Task brief: Check every line of the data below for "zoom". Copy each one that has it.
┄┄┄┄┄┄┄┄┄┄┄┄┄┄┄┄┄┄┄┄
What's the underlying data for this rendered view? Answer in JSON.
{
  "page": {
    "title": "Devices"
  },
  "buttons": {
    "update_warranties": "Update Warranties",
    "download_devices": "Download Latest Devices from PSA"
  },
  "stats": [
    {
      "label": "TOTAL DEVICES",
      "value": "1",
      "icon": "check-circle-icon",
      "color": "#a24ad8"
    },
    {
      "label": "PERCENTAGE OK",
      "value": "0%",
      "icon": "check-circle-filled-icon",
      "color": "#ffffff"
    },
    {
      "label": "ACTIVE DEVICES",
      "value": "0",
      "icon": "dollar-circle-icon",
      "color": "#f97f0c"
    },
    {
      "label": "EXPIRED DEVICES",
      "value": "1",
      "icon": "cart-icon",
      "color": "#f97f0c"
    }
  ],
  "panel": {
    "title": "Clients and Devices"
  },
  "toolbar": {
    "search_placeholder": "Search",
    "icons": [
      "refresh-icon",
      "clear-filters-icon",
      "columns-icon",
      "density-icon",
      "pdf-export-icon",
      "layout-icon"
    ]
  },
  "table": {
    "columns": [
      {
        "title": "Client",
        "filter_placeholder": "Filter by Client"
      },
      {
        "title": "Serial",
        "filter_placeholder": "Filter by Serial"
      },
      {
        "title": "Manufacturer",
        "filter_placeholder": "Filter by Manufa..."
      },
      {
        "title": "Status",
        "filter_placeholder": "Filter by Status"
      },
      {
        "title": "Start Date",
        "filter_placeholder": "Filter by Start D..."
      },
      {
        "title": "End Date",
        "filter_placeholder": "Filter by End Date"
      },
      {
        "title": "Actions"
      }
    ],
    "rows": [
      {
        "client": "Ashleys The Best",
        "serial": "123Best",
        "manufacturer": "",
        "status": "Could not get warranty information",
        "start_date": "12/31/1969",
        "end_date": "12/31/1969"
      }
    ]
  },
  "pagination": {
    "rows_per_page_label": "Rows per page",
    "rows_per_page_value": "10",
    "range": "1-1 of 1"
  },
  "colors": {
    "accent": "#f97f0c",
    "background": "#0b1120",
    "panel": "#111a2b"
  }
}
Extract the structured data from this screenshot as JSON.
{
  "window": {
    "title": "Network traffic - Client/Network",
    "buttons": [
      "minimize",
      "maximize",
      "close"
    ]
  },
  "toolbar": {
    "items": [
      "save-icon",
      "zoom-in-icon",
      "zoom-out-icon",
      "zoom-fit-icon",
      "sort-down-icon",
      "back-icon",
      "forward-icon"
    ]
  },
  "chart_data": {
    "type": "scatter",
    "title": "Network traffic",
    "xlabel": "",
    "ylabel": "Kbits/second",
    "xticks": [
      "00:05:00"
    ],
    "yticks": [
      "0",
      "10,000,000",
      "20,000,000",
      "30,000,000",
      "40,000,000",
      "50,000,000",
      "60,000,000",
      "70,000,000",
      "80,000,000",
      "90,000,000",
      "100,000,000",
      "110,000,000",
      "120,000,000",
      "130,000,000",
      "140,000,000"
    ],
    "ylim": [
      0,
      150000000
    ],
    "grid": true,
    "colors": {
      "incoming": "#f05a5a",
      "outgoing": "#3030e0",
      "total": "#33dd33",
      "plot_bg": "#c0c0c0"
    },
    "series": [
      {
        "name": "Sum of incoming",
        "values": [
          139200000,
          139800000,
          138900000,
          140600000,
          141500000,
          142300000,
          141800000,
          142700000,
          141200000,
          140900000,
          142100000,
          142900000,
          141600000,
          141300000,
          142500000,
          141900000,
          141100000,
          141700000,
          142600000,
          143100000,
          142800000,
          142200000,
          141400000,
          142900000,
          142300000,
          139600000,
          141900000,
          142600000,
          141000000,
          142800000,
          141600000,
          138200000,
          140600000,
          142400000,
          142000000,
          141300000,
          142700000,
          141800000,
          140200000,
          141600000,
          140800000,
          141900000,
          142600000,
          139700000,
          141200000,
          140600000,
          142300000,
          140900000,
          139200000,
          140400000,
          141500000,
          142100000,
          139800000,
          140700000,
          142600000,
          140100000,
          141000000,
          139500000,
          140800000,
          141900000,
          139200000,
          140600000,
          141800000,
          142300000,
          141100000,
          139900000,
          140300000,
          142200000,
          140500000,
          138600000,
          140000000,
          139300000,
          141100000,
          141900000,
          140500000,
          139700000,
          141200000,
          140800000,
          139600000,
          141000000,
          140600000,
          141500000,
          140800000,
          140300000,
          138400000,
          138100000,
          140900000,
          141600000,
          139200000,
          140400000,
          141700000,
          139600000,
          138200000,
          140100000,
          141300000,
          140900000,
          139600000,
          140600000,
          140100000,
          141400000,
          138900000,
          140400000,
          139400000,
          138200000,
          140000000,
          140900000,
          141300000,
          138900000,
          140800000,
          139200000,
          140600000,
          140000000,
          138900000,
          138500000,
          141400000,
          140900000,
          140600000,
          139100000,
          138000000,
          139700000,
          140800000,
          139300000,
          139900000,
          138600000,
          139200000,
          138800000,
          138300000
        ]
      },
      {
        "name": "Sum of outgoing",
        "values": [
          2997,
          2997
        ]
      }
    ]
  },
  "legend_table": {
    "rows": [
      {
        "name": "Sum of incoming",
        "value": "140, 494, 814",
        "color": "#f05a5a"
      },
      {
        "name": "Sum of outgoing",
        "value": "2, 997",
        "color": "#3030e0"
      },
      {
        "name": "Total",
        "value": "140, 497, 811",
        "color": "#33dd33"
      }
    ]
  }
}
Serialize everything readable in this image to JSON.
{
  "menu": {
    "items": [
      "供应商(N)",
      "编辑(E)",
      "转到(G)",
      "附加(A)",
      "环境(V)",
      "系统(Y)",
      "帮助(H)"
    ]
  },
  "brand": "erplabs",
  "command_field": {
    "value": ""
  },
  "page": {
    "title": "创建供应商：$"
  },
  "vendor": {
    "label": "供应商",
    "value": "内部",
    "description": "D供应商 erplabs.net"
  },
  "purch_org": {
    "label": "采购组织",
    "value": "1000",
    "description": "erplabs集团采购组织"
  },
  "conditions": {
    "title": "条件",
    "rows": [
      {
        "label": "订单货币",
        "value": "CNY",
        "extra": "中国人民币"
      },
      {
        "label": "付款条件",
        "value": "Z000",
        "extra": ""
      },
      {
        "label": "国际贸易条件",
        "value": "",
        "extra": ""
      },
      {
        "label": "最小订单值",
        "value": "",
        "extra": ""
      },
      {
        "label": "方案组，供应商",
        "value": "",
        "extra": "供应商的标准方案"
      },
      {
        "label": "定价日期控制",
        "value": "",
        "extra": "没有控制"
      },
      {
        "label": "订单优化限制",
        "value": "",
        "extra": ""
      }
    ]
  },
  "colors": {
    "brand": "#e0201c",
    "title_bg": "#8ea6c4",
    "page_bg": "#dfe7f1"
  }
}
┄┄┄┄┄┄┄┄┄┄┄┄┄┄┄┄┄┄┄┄
Task output:
      "zoom-in-icon",
      "zoom-out-icon",
      "zoom-fit-icon",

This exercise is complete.